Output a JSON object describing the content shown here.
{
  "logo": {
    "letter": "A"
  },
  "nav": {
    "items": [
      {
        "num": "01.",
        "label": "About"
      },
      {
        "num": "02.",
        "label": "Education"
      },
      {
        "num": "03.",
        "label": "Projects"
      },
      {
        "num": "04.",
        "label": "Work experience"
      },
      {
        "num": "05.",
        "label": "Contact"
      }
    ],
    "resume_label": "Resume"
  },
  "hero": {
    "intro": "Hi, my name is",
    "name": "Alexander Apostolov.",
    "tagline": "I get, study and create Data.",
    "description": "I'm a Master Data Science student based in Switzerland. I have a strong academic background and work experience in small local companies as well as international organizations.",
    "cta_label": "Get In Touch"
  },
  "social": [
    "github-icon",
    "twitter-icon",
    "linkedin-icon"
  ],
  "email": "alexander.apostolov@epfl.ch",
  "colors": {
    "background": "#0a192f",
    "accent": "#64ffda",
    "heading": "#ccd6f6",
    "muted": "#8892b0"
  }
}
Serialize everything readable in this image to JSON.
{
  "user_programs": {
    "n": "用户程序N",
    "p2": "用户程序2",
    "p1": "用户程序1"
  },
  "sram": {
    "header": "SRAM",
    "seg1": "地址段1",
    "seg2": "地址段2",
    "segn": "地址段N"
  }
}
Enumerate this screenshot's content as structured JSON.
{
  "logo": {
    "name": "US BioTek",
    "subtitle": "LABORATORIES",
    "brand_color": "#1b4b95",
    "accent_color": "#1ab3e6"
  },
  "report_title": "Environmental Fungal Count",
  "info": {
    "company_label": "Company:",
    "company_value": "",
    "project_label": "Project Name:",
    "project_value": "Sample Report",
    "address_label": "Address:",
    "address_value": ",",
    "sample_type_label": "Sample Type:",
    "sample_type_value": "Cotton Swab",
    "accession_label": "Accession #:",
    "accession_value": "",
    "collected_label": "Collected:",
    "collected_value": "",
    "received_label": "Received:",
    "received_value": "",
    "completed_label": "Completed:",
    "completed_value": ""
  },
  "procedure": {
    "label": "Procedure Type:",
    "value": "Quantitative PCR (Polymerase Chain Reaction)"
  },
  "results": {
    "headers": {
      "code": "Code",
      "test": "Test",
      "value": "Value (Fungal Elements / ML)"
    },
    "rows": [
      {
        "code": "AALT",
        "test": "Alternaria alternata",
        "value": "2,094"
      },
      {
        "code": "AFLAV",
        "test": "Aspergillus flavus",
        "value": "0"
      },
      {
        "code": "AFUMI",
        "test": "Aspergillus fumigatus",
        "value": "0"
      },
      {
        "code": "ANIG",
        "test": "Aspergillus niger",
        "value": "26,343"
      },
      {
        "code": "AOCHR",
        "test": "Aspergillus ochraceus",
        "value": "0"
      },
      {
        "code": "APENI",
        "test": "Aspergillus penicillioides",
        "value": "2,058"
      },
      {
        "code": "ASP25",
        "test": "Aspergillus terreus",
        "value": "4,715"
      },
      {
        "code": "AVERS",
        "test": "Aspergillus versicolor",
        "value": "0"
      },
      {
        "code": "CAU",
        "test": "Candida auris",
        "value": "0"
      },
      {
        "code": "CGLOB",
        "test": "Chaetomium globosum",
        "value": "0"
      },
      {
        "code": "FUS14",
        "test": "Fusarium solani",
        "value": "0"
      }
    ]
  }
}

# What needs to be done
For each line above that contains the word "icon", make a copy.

# Task response
    "github-icon",
    "twitter-icon",
    "linkedin-icon"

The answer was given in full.